Quakers and the American Women’s Suffrage Movement. The Women’s Suffrage Movement in the USA is widely considered to date from the First Women’s Rights Convention, held in Seneca Falls, New York State in This meeting was instigated by five women who had been closely involved in the abolition of slavery, all but one of whom were Quakers.

Quaker women preached, published tracts, and traveled in a kind of itinerant ministry. Men and women worshipped together, but conducted business in separate meetings. Women in these meetings presided, kept minutes and accounts, and wrote official correspondence to the men’s and other women’s meetings.

Friends did publish some books, but it is clear that a minimum of Quaker printed material reached Friends homes." Edwin B. Bronner, "Distributing the Printed Word: The Tract Association of Friends, ," The Pennsylvania Magazine of History and Biography, Volume XCI, Number 3, July, Vagabond Quakers: Northern Colonies Quakers refrain from violence, but this new historical adventure proves they bear it with courage and passion, when it is brought against them.

The heroines of Olga R. Morrill's new historical saga bravely face brutal discrimination and horrific punishments simply for. "Quakers and the American Family" is a useful study of the early Quaker settlers of Chester County, Pennsylvania and the nearby Welsh Tract.

Levy looks carefully at the role of early Pennsylvania Quaker women as religious and social ministers both at home and in the community, and also examines the Quaker norm of buying land for each offspring. WINNER MCILVANNEY PRIZE FOR SCOTTISH CRIME BOOK OF THE YEAR.

A WASHINGTON POST BEST BOOK OF Based on true events, a “Dickensian crime novel” (Mystery Matters) set in s GlasgowIt is and Glasgow is in the grip of the worst winter in decades yet it is something else that has Glaswegians on edge: a serial killer is at large.

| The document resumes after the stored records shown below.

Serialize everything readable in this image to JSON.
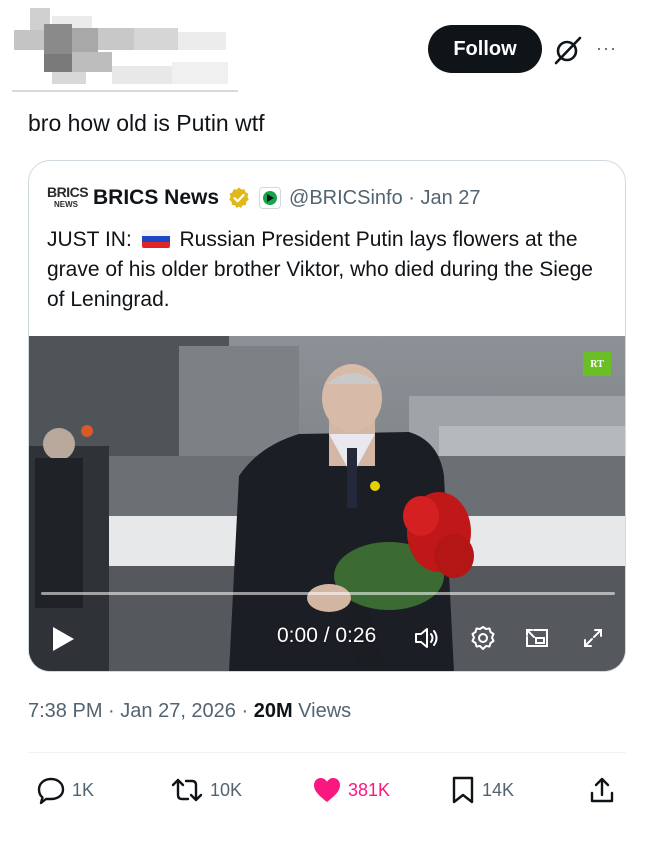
{
  "header": {
    "follow_label": "Follow",
    "more_label": "···"
  },
  "post": {
    "text": "bro how old is Putin wtf"
  },
  "quote": {
    "logo_line1": "BRICS",
    "logo_line2": "NEWS",
    "name": "BRICS News",
    "handle_date": "@BRICSinfo · Jan 27",
    "text_prefix": "JUST IN:",
    "text_body": "Russian President Putin lays flowers at the grave of his older brother Viktor, who died during the Siege of Leningrad.",
    "video": {
      "watermark": "RT",
      "time": "0:00 / 0:26",
      "progress": 0
    }
  },
  "meta": {
    "time": "7:38 PM",
    "date": "Jan 27, 2026",
    "views_count": "20M",
    "views_label": "Views"
  },
  "actions": {
    "replies": "1K",
    "reposts": "10K",
    "likes": "381K",
    "bookmarks": "14K"
  },
  "colors": {
    "text_primary": "#0f1419",
    "text_secondary": "#536471",
    "like_pink": "#f91880",
    "verified_gold": "#e2b719",
    "border": "#cfd9de"
  },
  "icons": [
    "grok-icon",
    "more-icon",
    "verified-icon",
    "brics-badge-icon",
    "russia-flag-icon",
    "play-icon",
    "volume-icon",
    "settings-icon",
    "pip-icon",
    "fullscreen-icon",
    "reply-icon",
    "repost-icon",
    "like-icon",
    "bookmark-icon",
    "share-icon"
  ]
}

The brutality of The Quaker‘s Reviews: The numbers are impressive: of nearly four thousand Quaker texts published between andwere solely or mainly authored by women, and one-fifth of all women publishing in seventeenth.

The fifth in our series of readers’ stories is by Liz O’Donnell, who first used the Library 20 years ago. Her original research focused on local Quaker women in the north east in the 19 th century, but she found valuable additional resources here at Friends House. We’re glad to see her back in the Library working on her latest project – researching the life of Newcastle Quaker Teresa.

The “Quaker Comet” Was the Greatest Abolitionist You’ve Never Heard Of men and women, white and black alike. one of America’s first antislavery tracts, Philadelphia had been the.

Apr 8, - Explore malvenapearl's board "Quaker women s - s", followed by people on Pinterest. See more ideas about Quaker, Women, Quaker religion pins. Since March is Women’s History Month, we're taking the opportunity to highlight some blogposts that have appeared here on Quaker Strongrooms over the years, in case you missed them.

And over on Facebook we’ll be bringing you some glimpses of women’s history highlights from the Library collections during the coming weeks. Last year we blogged.Early Quaker pamphlets were as in-your-face as early Quakers.

Founder George Fox’s tracts overflowed with visions of Final Judgement, titles like The Vials of the Wrath of God Poured Fourth () and The Great Mistery of the Great Whore Unfolded ().

George Whitehead spent his teenage years in and out of jail for preaching unorthodox views with the kind of boldness that would have fit in.